▶ **Record extracts**:
↓

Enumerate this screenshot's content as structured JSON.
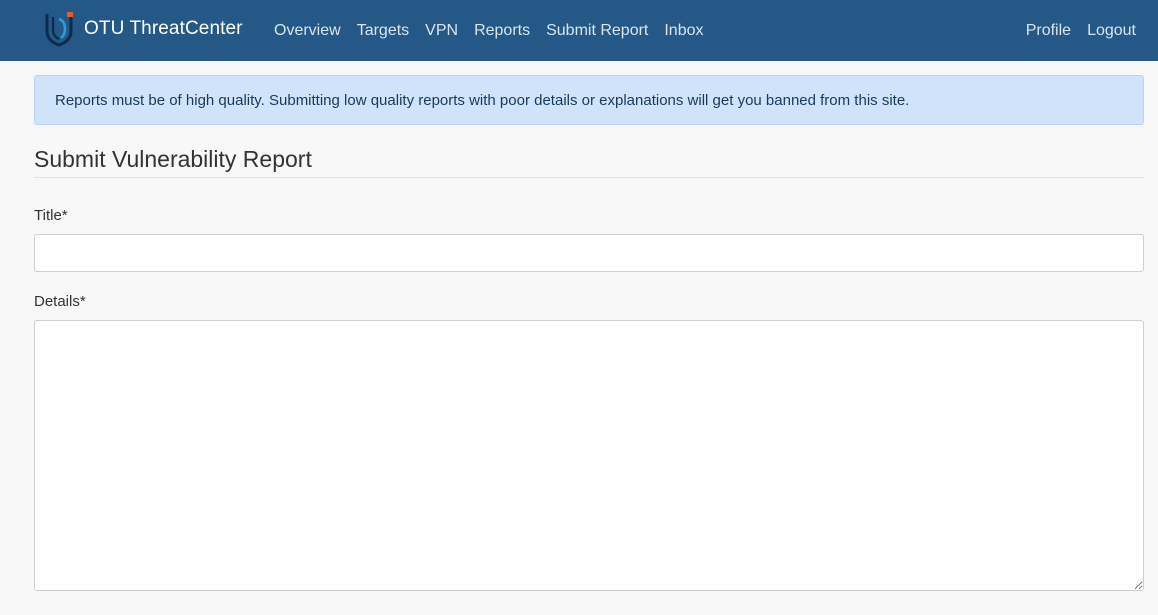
{
  "navbar": {
    "brand": "OTU ThreatCenter",
    "links": [
      "Overview",
      "Targets",
      "VPN",
      "Reports",
      "Submit Report",
      "Inbox"
    ],
    "right_links": [
      "Profile",
      "Logout"
    ],
    "background_color": "#235887",
    "logo_icon": "shield-logo-icon"
  },
  "alert": {
    "text": "Reports must be of high quality. Submitting low quality reports with poor details or explanations will get you banned from this site.",
    "background_color": "#cfe4fa"
  },
  "form": {
    "heading": "Submit Vulnerability Report",
    "title_label": "Title*",
    "title_value": "",
    "details_label": "Details*",
    "details_value": ""
  }
}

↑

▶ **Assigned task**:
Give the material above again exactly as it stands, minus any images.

▶ **Task result**:
Enumerate this screenshot's content as structured JSON.
{
  "navbar": {
    "brand": "OTU ThreatCenter",
    "links": [
      "Overview",
      "Targets",
      "VPN",
      "Reports",
      "Submit Report",
      "Inbox"
    ],
    "right_links": [
      "Profile",
      "Logout"
    ],
    "background_color": "#235887",
    "logo_icon": "shield-logo-icon"
  },
  "alert": {
    "text": "Reports must be of high quality. Submitting low quality reports with poor details or explanations will get you banned from this site.",
    "background_color": "#cfe4fa"
  },
  "form": {
    "heading": "Submit Vulnerability Report",
    "title_label": "Title*",
    "title_value": "",
    "details_label": "Details*",
    "details_value": ""
  }
}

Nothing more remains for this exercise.